§ **ASSIGNMENT**
Using the data below, copy each line that includes the word "JSON".

§ **TASK DATA**
--------------------

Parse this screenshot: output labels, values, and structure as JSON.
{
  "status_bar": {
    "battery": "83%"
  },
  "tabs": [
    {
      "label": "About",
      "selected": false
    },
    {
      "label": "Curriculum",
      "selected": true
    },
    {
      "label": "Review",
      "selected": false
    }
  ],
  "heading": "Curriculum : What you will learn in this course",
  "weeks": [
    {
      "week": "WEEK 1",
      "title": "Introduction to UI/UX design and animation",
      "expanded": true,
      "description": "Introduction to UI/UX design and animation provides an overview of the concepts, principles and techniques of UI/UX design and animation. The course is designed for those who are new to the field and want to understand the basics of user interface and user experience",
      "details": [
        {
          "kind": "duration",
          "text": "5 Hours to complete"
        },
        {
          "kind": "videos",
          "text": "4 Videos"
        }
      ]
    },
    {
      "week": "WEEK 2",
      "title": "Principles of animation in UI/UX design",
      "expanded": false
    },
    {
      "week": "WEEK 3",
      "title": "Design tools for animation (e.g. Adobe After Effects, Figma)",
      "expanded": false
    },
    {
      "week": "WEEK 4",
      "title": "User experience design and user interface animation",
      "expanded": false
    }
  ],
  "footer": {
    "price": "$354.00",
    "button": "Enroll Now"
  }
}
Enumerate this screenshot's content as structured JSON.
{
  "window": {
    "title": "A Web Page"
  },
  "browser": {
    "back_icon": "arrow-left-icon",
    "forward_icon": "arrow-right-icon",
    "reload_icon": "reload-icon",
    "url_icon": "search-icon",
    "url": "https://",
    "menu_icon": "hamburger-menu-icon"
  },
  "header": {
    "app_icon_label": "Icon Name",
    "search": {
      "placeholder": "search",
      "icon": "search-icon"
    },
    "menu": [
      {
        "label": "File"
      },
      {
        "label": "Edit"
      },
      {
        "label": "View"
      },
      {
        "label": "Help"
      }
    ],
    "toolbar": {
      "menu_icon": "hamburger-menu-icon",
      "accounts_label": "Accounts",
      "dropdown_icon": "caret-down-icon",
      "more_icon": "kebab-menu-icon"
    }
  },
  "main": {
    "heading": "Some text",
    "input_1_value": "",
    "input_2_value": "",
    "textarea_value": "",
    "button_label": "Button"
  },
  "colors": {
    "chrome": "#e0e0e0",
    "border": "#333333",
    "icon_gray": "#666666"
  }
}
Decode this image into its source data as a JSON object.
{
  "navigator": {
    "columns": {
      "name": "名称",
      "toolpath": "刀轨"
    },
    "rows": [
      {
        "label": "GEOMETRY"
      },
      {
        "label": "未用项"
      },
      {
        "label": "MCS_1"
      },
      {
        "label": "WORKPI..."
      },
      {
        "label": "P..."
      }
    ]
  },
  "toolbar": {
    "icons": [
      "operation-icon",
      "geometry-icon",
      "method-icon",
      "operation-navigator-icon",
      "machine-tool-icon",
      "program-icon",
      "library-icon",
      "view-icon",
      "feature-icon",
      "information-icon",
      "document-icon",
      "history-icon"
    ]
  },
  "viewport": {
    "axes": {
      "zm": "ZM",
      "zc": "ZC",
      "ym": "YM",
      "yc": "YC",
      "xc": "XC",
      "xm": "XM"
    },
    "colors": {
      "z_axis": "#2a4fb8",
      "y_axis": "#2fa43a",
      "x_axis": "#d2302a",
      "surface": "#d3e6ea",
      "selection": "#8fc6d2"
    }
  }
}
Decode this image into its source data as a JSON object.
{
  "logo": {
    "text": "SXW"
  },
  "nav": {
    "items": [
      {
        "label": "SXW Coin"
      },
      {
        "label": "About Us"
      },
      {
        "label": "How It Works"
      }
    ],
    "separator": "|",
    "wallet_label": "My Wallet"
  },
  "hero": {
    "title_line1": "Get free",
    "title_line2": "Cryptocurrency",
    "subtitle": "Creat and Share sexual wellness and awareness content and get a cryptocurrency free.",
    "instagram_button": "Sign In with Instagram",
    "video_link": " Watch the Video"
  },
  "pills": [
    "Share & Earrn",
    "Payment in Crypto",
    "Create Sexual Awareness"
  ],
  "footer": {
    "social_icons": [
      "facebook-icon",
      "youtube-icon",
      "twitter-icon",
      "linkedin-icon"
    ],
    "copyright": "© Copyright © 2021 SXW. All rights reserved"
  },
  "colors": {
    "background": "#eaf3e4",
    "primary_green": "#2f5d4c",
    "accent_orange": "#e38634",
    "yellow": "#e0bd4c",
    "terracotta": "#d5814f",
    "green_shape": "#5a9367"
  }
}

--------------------

§ **WRITTEN REPLY**
Parse this screenshot: output labels, values, and structure as JSON.
Enumerate this screenshot's content as structured JSON.
Decode this image into its source data as a JSON object.
Decode this image into its source data as a JSON object.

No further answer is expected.